■ Exercise requirements
With the images removed, write out every line below exactly.

■ Working data
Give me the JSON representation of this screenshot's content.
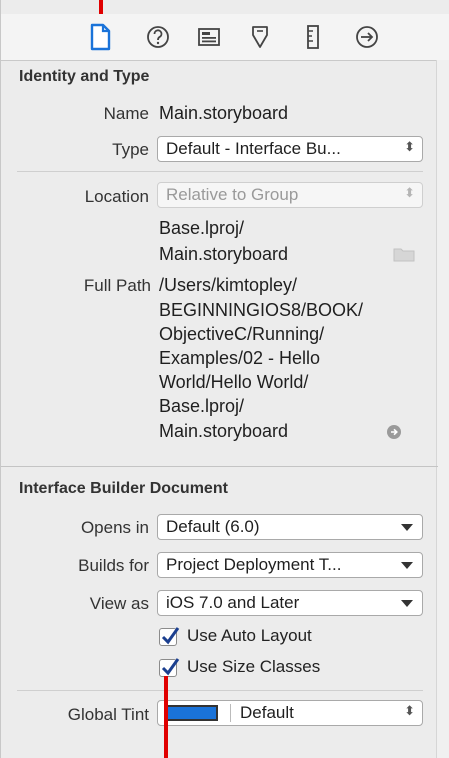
{
  "toolbar": {
    "icons": [
      "file-icon",
      "help-icon",
      "identity-icon",
      "attributes-icon",
      "size-icon",
      "connections-icon"
    ],
    "active_color": "#1a73d9"
  },
  "identity": {
    "title": "Identity and Type",
    "name_label": "Name",
    "name_value": "Main.storyboard",
    "type_label": "Type",
    "type_value": "Default - Interface Bu..."
  },
  "location": {
    "label": "Location",
    "value": "Relative to Group",
    "path_lines": [
      "Base.lproj/",
      "Main.storyboard"
    ]
  },
  "full_path": {
    "label": "Full Path",
    "lines": [
      "/Users/kimtopley/",
      "BEGINNINGIOS8/BOOK/",
      "ObjectiveC/Running/",
      "Examples/02 - Hello",
      "World/Hello World/",
      "Base.lproj/",
      "Main.storyboard"
    ]
  },
  "ib_document": {
    "title": "Interface Builder Document",
    "opens_in_label": "Opens in",
    "opens_in_value": "Default (6.0)",
    "builds_for_label": "Builds for",
    "builds_for_value": "Project Deployment T...",
    "view_as_label": "View as",
    "view_as_value": "iOS 7.0 and Later",
    "use_auto_layout": "Use Auto Layout",
    "use_size_classes": "Use Size Classes",
    "global_tint_label": "Global Tint",
    "global_tint_value": "Default",
    "tint_color": "#1a73d9"
  }
}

■ Answer to the problem
Give me the JSON representation of this screenshot's content.
{
  "toolbar": {
    "icons": [
      "file-icon",
      "help-icon",
      "identity-icon",
      "attributes-icon",
      "size-icon",
      "connections-icon"
    ],
    "active_color": "#1a73d9"
  },
  "identity": {
    "title": "Identity and Type",
    "name_label": "Name",
    "name_value": "Main.storyboard",
    "type_label": "Type",
    "type_value": "Default - Interface Bu..."
  },
  "location": {
    "label": "Location",
    "value": "Relative to Group",
    "path_lines": [
      "Base.lproj/",
      "Main.storyboard"
    ]
  },
  "full_path": {
    "label": "Full Path",
    "lines": [
      "/Users/kimtopley/",
      "BEGINNINGIOS8/BOOK/",
      "ObjectiveC/Running/",
      "Examples/02 - Hello",
      "World/Hello World/",
      "Base.lproj/",
      "Main.storyboard"
    ]
  },
  "ib_document": {
    "title": "Interface Builder Document",
    "opens_in_label": "Opens in",
    "opens_in_value": "Default (6.0)",
    "builds_for_label": "Builds for",
    "builds_for_value": "Project Deployment T...",
    "view_as_label": "View as",
    "view_as_value": "iOS 7.0 and Later",
    "use_auto_layout": "Use Auto Layout",
    "use_size_classes": "Use Size Classes",
    "global_tint_label": "Global Tint",
    "global_tint_value": "Default",
    "tint_color": "#1a73d9"
  }
}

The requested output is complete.